Posted by: Ust Oldfield | June 29, 2011

Budgets: Balanced, Surplus or Deficit

The knife on the plate represents 0 – it is a balanced budget hence there is no cake.

Here we have a surplus as there is cake above the knife. This cake can be stored for a rainy day so that everyone can enjoy it.

Here we have a deficit as there is cake below the knife. This cake must be cut and eaten right away. It won’t be pleasant but you’ve got to do it. You’ll feel ashamed and fat after you’ve eaten it, but you know that you’re on the way to a surplus.

Posted by: Ust Oldfield | April 21, 2011

Cake Tax

This complete cake represents pre-tax income. For this purpose we’ll call it £21, 000.

The 1/3rd which has been portioned off represents the personal allowance of £7,475. You get to keep this piece. We’ll put it to one side for now. What is left is taxable income.

Of the remaining cake 20% is taken in income tax. This goes to the government.

A further 12% goes in National Insurance Contributions. This also goes to the government.

The personal allowance is added to the taxable income and what’s left is your net income. This is yours to be consumed.

Posted by: Ust Oldfield | April 12, 2011

Productivity of Cake Baking

“Productivity is a measure of output from a production process, per unit of input.”

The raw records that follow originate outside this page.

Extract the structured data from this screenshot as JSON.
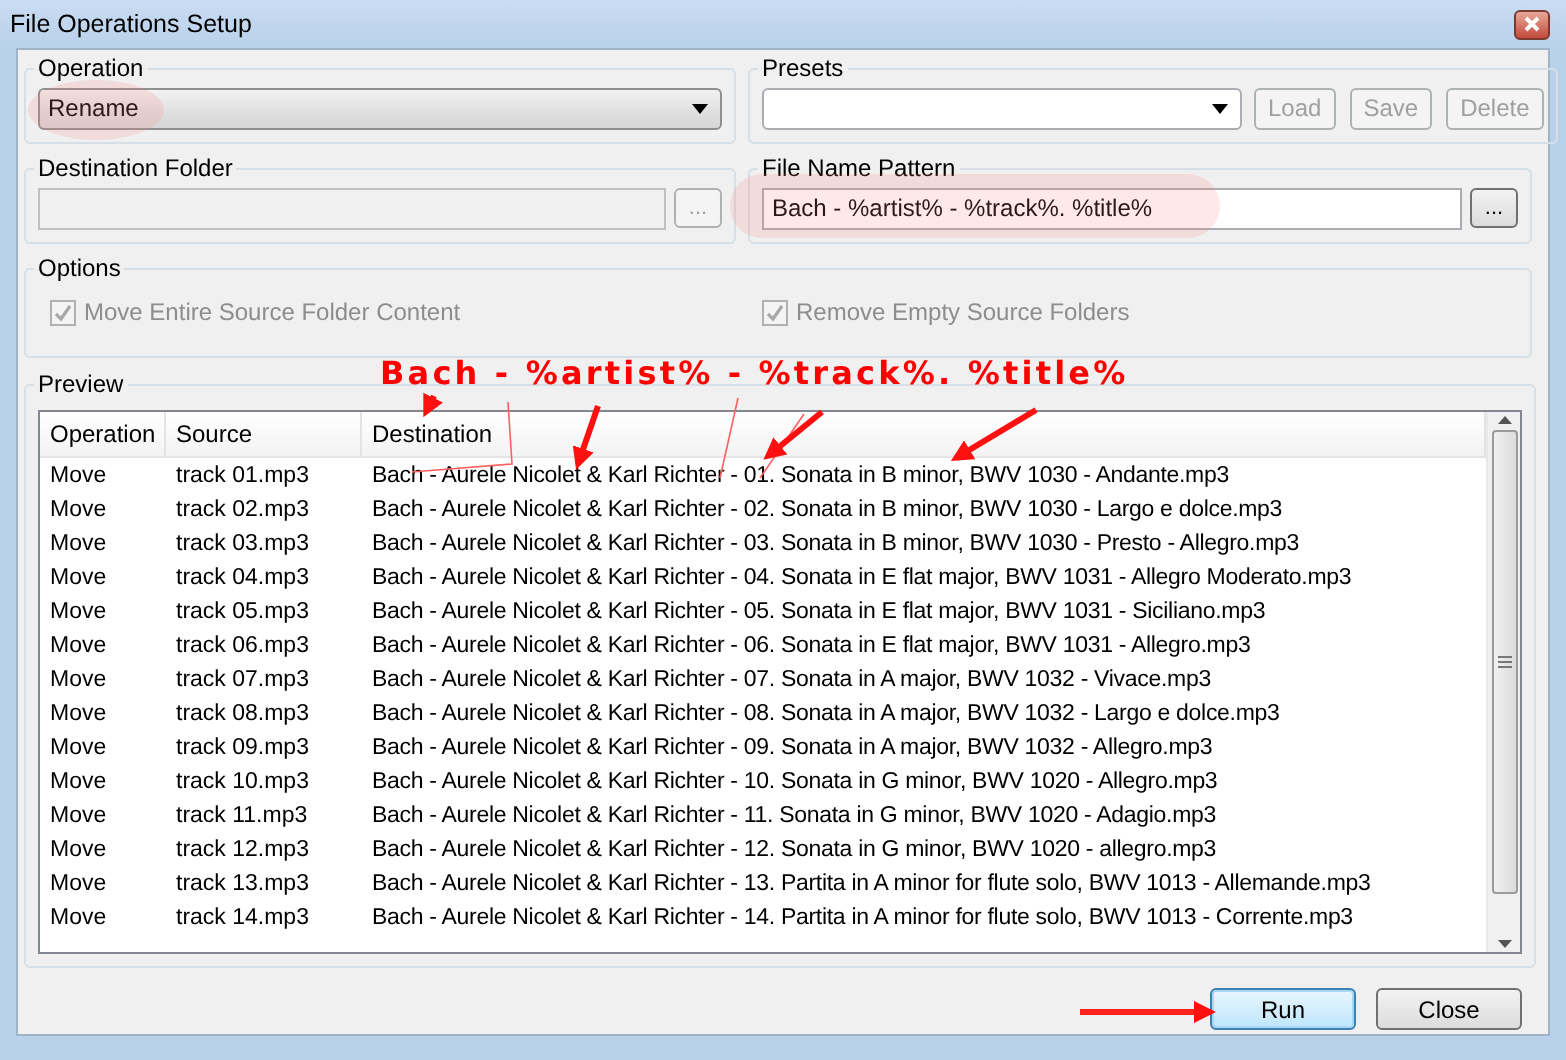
{
  "window": {
    "title": "File Operations Setup"
  },
  "operation": {
    "label": "Operation",
    "value": "Rename"
  },
  "presets": {
    "label": "Presets",
    "buttons": [
      {
        "label": "Load",
        "disabled": true
      },
      {
        "label": "Save",
        "disabled": true
      },
      {
        "label": "Delete",
        "disabled": true
      }
    ]
  },
  "destination_folder": {
    "label": "Destination Folder",
    "disabled": true,
    "browse": "..."
  },
  "file_name_pattern": {
    "label": "File Name Pattern",
    "value": "Bach - %artist% - %track%. %title%",
    "browse": "..."
  },
  "options": {
    "label": "Options",
    "checkboxes": [
      {
        "label": "Move Entire Source Folder Content",
        "checked": true,
        "disabled": true
      },
      {
        "label": "Remove Empty Source Folders",
        "checked": true,
        "disabled": true
      }
    ]
  },
  "preview": {
    "label": "Preview",
    "columns": [
      "Operation",
      "Source",
      "Destination"
    ],
    "rows": [
      {
        "operation": "Move",
        "source": "track 01.mp3",
        "destination": "Bach - Aurele Nicolet & Karl Richter - 01. Sonata in B minor, BWV 1030 - Andante.mp3"
      },
      {
        "operation": "Move",
        "source": "track 02.mp3",
        "destination": "Bach - Aurele Nicolet & Karl Richter - 02. Sonata in B minor, BWV 1030 - Largo e dolce.mp3"
      },
      {
        "operation": "Move",
        "source": "track 03.mp3",
        "destination": "Bach - Aurele Nicolet & Karl Richter - 03. Sonata in B minor, BWV 1030 - Presto - Allegro.mp3"
      },
      {
        "operation": "Move",
        "source": "track 04.mp3",
        "destination": "Bach - Aurele Nicolet & Karl Richter - 04. Sonata in E flat major, BWV 1031 - Allegro Moderato.mp3"
      },
      {
        "operation": "Move",
        "source": "track 05.mp3",
        "destination": "Bach - Aurele Nicolet & Karl Richter - 05. Sonata in E flat major, BWV 1031 - Siciliano.mp3"
      },
      {
        "operation": "Move",
        "source": "track 06.mp3",
        "destination": "Bach - Aurele Nicolet & Karl Richter - 06. Sonata in E flat major, BWV 1031 - Allegro.mp3"
      },
      {
        "operation": "Move",
        "source": "track 07.mp3",
        "destination": "Bach - Aurele Nicolet & Karl Richter - 07. Sonata in A major, BWV 1032 - Vivace.mp3"
      },
      {
        "operation": "Move",
        "source": "track 08.mp3",
        "destination": "Bach - Aurele Nicolet & Karl Richter - 08. Sonata in A major, BWV 1032 - Largo e dolce.mp3"
      },
      {
        "operation": "Move",
        "source": "track 09.mp3",
        "destination": "Bach - Aurele Nicolet & Karl Richter - 09. Sonata in A major, BWV 1032 - Allegro.mp3"
      },
      {
        "operation": "Move",
        "source": "track 10.mp3",
        "destination": "Bach - Aurele Nicolet & Karl Richter - 10. Sonata in G minor, BWV 1020 - Allegro.mp3"
      },
      {
        "operation": "Move",
        "source": "track 11.mp3",
        "destination": "Bach - Aurele Nicolet & Karl Richter - 11. Sonata in G minor, BWV 1020 - Adagio.mp3"
      },
      {
        "operation": "Move",
        "source": "track 12.mp3",
        "destination": "Bach - Aurele Nicolet & Karl Richter - 12. Sonata in G minor, BWV 1020 - allegro.mp3"
      },
      {
        "operation": "Move",
        "source": "track 13.mp3",
        "destination": "Bach - Aurele Nicolet & Karl Richter - 13. Partita in A minor for flute solo, BWV 1013 - Allemande.mp3"
      },
      {
        "operation": "Move",
        "source": "track 14.mp3",
        "destination": "Bach - Aurele Nicolet & Karl Richter - 14. Partita in A minor for flute solo, BWV 1013 - Corrente.mp3"
      }
    ]
  },
  "buttons": [
    {
      "label": "Run",
      "default": true
    },
    {
      "label": "Close",
      "default": false
    }
  ],
  "annotation": {
    "text": "Bach - %artist% - %track%. %title%"
  }
}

For this experiment, we will be comparing the productivity of two different types of flour used in baking: Self-raising and Plain.  The quantities are equal for both types of flour.

Begin by measuring out 4oz of sugar and 4oz of butter.

Cream and add an egg. Then mix.

Add half a tsp of Vanilla Extract or essence.

Measure 4oz of flour.

And mix until you have a thick dough type mixture.

Add enough milk to loosen the mixture. You want it to be of moosey consistency.

Pour the mixture into a well greased baking tin. Pop in the oven at 180c for around 30 mins.

The results are out. The cake with plain flour is on the left and the self-raising cake on the right in the tin. This was because an air-bubble was caught and exploded the cake in the oven. However, it also indicates that the cake using self-raising flour has explosive productivity, whereas the cake baked with plain flour does not.

Self-raising flour is more productive than plain flour.

Posted by: Ust Oldfield | April 11, 2011

The Alternative Cake Vote

In this theoretical constituency there are four pieces of cake (candidates), each represented by slices of cake. There are also sixteen slices (voters), including the four pieces of cake. The aim of the pieces of cake is to get 50% of the slices (votes), plus 1.

Under the first round of votes the slices are distributed to the pieces of cake according to first preference. In this round, the top-right piece of cake is the most popular and would be elected under First-Past-The-Post. As no one piece of cake has the required number of slices, the bottom left piece of cake’s slices will be redistributed according to preference.

With the second round of voting the slices have been redistributed, and the number of slices has stayed the same. However, no one has reached the required number of slices and the slices of the bottom right piece of cake must be redistributed according to preference.

In this round, the left piece of cake clearly has 50% of the slices plus 1. The left piece of cake has thus won the election. It’s a victory for cake everywhere.

Posted by: Ust Oldfield | April 10, 2011

Equality of Opportunity and Cake

In an equal society all 8 slices are shared equally between 8 people.

In an unequal society, 1 person owns 25% of the cake.

The next two people own a slice each.

The next two also own a slice each.

And so on until the 6th person owns a slice and the 7th and 8th persons have to share the last slice.

Equality of Opportunity allows the 8th person to become the 1st person.